KYLE, Texas - It all started with several specific calls to the Kyle Police Department of inquiries from registered sex offenders, who, according to Chief Jeff Barnett, had similar requests.
"They would often ask what our residency ordinance contained. Realizing that our community didn't have an ordinance in place seemed to maybe attract more than the ordinary number of registered sex offenders to consider Kyle as a future home," said Barnett.
The Chief told FOX 7 the calls made it clear why Kyle was a prime spot.
"What they were telling our officer; well I called this city and they have an ordinance, and I called this other city and they have an ordinance, and I called the other city and they have an ordinance, we felt like we wanted to do something to protect our community, we wanted to make our community safe, for the children," Barnett said. "And that’s really what the ordinance is about, it’s not necessarily keeping people out, it is more about providing safe areas for our children to gather and play and enjoy the public parks and such."
The child safety zone ordinance puts a 1,000-foot buffer around those places of play as well as schools and libraries. It also prohibits registered sex offenders from making frequent visits to places inside those zones. Participating in Halloween, wherever they end up living, is not permitted.
"We discussed with council distance, from 500' up to 2,000' and the council ultimately consider something in the middle of that," said Chief Barnett.
Civil rights advocates argue the zones do not provide protection and can actually cause bigger problems.
"They create homelessness, and they also create clustering, because there are so few places for people on the registry to live, they will cluster in the small areas, where they are allowed to be, and then again you have people complaining there are too many people with sex offenses living in that area. So what happens is a lot of these people are forced into homelessness. And then you have people complaining there are too many homeless people," said Mary Sue Molnar with Texas Voices for Reason and Justice.
The ordinance has some exemptions; people already living in the buffer zones do not have to move. The law does not apply to minors or to medical facilities where an individual is seeking treatment.

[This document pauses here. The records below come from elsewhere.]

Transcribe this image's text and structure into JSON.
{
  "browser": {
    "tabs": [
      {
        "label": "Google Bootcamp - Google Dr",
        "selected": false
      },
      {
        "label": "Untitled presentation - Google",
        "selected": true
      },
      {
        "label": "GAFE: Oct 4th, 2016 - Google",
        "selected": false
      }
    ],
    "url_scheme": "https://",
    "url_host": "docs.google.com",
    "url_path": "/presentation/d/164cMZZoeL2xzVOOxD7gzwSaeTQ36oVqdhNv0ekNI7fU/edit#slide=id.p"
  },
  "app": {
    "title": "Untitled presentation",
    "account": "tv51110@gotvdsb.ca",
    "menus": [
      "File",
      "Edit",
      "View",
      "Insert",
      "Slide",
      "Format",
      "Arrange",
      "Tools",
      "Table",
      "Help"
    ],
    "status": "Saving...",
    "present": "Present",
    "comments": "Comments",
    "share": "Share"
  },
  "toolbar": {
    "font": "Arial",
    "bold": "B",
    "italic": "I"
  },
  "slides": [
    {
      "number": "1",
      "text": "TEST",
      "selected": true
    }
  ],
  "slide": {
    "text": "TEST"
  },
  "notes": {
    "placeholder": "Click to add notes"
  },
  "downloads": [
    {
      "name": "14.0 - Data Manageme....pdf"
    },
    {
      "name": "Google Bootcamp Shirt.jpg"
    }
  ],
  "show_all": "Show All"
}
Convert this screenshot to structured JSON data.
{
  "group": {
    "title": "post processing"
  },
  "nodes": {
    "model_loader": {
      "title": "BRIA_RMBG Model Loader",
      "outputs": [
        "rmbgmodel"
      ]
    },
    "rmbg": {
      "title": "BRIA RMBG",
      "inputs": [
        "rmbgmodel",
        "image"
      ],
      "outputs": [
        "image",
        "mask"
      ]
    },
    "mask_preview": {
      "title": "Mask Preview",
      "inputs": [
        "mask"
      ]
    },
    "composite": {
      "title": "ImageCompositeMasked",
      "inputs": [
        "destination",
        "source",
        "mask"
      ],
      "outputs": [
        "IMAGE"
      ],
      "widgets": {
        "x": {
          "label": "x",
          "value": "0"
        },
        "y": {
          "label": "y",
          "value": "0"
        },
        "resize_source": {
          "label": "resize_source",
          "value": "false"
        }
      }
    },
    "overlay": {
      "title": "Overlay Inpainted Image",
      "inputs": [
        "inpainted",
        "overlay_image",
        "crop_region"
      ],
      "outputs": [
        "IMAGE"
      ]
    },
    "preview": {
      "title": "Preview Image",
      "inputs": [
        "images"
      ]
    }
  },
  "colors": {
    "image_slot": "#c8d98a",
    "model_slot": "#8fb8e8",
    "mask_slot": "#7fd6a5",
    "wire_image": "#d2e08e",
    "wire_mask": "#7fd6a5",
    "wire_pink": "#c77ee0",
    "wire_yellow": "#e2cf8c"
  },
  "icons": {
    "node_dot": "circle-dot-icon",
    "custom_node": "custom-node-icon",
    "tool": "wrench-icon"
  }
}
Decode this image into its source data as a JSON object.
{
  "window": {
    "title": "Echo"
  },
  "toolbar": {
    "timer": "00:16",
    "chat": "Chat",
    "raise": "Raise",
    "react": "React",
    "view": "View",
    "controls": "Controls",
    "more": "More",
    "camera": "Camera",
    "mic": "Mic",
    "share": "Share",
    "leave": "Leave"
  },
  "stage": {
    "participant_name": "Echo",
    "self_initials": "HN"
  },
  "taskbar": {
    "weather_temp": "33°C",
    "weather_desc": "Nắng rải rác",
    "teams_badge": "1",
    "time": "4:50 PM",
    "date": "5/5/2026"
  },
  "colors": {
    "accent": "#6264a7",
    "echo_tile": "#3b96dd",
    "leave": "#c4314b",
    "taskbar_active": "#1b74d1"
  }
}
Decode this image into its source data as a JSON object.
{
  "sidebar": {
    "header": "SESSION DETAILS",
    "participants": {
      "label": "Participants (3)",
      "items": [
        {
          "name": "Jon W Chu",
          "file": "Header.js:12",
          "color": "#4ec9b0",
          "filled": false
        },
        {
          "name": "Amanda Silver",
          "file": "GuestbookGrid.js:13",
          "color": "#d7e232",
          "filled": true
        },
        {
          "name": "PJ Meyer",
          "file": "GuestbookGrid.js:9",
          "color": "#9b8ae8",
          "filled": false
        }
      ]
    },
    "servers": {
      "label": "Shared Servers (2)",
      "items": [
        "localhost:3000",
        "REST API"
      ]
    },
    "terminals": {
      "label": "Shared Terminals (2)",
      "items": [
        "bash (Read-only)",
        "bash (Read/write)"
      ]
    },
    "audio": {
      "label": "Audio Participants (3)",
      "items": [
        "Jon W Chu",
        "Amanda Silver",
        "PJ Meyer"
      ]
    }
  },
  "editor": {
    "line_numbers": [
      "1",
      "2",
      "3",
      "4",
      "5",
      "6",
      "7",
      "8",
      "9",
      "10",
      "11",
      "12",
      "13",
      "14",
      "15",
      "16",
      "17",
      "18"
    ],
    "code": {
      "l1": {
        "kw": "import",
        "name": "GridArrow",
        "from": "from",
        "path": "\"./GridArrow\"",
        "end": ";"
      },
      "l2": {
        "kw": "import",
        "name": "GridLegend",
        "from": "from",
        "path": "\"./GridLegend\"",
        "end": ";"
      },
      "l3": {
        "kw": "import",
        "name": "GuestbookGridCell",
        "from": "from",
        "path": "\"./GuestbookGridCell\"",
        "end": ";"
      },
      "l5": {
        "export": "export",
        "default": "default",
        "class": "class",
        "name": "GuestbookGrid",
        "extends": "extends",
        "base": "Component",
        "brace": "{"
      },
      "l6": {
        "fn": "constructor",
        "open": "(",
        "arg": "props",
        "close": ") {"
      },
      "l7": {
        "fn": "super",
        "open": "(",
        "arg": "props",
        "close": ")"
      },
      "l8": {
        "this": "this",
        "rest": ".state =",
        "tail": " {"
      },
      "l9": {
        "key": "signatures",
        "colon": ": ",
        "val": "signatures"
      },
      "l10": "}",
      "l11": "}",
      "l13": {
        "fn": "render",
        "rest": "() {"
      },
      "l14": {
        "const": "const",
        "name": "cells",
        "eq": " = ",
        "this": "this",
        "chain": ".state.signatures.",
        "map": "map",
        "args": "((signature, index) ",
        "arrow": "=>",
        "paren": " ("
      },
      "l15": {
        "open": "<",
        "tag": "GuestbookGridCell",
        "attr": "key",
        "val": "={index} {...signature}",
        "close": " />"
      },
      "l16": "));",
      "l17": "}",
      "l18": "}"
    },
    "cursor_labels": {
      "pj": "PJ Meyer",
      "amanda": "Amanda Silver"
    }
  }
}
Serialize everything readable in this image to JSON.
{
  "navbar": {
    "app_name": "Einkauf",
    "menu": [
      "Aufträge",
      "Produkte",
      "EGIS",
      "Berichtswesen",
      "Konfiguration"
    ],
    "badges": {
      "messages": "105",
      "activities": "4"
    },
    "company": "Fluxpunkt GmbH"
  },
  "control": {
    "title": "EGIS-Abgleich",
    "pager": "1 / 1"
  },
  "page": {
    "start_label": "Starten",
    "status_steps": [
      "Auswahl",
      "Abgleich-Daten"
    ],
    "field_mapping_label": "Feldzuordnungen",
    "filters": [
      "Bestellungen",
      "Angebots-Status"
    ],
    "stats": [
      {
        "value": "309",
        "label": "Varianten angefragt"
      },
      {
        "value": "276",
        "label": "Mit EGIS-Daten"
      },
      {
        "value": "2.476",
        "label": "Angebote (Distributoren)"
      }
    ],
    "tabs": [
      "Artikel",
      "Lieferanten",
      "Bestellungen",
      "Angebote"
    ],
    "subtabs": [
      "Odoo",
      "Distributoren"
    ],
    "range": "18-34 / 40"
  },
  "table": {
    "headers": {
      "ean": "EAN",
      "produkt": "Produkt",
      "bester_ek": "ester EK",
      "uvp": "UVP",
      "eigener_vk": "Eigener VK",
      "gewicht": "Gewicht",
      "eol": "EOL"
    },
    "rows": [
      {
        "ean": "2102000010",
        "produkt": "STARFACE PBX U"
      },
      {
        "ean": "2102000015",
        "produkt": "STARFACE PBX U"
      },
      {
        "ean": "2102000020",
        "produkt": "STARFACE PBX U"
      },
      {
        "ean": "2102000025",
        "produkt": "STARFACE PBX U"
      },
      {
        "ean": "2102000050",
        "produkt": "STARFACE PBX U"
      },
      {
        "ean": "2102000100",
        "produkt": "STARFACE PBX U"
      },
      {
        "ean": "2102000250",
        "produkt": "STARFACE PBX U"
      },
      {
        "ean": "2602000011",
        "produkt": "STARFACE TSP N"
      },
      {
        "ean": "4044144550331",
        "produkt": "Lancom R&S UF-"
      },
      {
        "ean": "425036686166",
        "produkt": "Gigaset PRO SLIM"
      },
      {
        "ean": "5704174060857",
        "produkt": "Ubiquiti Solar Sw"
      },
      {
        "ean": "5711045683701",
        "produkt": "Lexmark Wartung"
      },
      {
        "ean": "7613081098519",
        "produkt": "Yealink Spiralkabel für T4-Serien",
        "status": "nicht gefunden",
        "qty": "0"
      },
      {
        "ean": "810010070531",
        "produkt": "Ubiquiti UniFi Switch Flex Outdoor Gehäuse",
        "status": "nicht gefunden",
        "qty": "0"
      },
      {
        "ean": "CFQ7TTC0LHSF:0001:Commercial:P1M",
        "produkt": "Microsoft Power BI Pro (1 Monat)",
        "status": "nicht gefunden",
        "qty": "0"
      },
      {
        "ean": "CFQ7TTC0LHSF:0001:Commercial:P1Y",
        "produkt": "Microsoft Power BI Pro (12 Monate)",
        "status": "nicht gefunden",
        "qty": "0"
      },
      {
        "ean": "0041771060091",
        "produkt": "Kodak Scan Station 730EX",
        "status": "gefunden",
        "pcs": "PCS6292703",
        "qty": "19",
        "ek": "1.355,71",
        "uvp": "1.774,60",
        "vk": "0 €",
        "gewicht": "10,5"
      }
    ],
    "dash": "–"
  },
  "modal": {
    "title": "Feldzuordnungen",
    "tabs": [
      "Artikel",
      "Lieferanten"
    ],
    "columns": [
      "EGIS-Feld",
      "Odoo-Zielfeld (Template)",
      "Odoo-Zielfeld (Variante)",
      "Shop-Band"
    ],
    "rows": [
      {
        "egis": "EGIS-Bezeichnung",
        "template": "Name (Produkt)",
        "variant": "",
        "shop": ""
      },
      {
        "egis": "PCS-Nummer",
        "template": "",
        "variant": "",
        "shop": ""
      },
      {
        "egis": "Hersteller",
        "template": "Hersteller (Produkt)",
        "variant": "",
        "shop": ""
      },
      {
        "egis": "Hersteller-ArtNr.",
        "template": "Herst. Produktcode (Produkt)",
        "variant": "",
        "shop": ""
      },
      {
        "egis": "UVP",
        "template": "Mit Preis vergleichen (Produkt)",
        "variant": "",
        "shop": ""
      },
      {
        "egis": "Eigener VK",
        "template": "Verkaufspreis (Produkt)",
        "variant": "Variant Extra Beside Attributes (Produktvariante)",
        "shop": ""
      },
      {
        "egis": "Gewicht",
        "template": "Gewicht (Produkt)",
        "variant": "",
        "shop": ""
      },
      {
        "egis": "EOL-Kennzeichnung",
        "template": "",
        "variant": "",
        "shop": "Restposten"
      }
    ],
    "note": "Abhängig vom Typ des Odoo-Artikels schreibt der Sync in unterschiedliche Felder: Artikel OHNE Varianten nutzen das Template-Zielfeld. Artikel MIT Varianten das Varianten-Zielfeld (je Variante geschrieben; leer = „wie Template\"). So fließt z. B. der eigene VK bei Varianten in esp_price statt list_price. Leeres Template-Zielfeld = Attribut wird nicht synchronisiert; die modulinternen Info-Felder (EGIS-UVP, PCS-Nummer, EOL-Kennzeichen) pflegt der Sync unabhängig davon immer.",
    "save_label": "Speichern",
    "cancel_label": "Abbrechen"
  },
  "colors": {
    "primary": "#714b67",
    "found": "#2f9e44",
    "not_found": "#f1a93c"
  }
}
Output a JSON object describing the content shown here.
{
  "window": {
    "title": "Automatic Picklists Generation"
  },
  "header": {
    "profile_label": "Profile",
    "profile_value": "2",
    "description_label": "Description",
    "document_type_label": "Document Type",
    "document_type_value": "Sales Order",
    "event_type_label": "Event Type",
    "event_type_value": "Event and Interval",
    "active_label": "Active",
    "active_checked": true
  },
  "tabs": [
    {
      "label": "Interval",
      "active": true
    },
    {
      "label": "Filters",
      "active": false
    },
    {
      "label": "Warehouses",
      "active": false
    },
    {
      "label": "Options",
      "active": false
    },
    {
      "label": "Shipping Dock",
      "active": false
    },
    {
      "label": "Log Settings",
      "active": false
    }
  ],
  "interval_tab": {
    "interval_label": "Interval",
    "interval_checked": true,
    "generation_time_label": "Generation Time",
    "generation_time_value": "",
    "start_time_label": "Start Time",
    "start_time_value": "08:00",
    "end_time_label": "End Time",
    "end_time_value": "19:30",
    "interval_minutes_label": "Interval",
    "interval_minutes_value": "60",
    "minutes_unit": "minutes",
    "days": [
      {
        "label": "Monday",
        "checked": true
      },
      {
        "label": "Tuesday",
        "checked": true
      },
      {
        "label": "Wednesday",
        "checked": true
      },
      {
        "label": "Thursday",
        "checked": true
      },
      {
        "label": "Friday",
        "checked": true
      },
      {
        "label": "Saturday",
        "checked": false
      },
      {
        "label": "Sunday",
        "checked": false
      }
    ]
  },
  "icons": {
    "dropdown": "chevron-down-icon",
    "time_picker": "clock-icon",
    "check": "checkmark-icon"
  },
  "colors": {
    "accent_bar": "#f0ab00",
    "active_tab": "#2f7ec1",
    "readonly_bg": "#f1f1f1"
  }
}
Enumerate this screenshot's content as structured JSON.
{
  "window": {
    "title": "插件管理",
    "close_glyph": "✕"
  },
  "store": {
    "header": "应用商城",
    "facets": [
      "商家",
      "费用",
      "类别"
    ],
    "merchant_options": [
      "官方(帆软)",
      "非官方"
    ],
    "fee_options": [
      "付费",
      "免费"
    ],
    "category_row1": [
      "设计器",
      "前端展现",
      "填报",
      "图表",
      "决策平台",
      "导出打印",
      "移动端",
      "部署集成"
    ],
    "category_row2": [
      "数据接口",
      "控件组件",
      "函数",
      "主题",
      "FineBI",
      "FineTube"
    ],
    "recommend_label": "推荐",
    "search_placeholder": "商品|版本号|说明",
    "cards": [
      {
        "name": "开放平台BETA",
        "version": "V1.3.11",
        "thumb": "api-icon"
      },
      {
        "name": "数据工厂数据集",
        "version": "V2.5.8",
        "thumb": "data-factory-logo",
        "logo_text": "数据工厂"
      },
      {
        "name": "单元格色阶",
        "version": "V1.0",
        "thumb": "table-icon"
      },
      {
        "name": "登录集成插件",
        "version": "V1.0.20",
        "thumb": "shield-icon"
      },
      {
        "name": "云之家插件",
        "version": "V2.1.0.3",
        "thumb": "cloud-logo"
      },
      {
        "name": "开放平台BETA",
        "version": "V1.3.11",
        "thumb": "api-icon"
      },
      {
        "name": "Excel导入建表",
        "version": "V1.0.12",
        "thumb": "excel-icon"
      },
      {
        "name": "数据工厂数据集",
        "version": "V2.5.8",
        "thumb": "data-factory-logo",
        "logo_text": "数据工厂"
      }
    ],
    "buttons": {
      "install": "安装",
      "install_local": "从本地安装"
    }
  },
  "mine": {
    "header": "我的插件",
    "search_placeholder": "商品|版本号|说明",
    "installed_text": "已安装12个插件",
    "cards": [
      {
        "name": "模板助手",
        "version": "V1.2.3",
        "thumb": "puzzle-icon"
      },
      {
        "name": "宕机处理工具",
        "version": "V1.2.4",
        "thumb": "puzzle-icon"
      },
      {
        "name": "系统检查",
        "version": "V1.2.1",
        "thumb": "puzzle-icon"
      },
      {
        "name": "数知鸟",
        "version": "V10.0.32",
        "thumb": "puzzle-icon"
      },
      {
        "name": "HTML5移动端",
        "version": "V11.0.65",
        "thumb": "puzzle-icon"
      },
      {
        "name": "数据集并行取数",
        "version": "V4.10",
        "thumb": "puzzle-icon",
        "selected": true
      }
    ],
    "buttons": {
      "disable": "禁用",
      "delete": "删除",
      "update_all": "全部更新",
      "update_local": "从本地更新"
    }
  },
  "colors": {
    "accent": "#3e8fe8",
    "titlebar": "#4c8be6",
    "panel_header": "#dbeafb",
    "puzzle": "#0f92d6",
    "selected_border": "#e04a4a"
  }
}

There is no family loophole: for example, a sex offender cannot move in with their parents if they live inside a buffer zone. Violating the ordinance is a Class C Misdemeanor.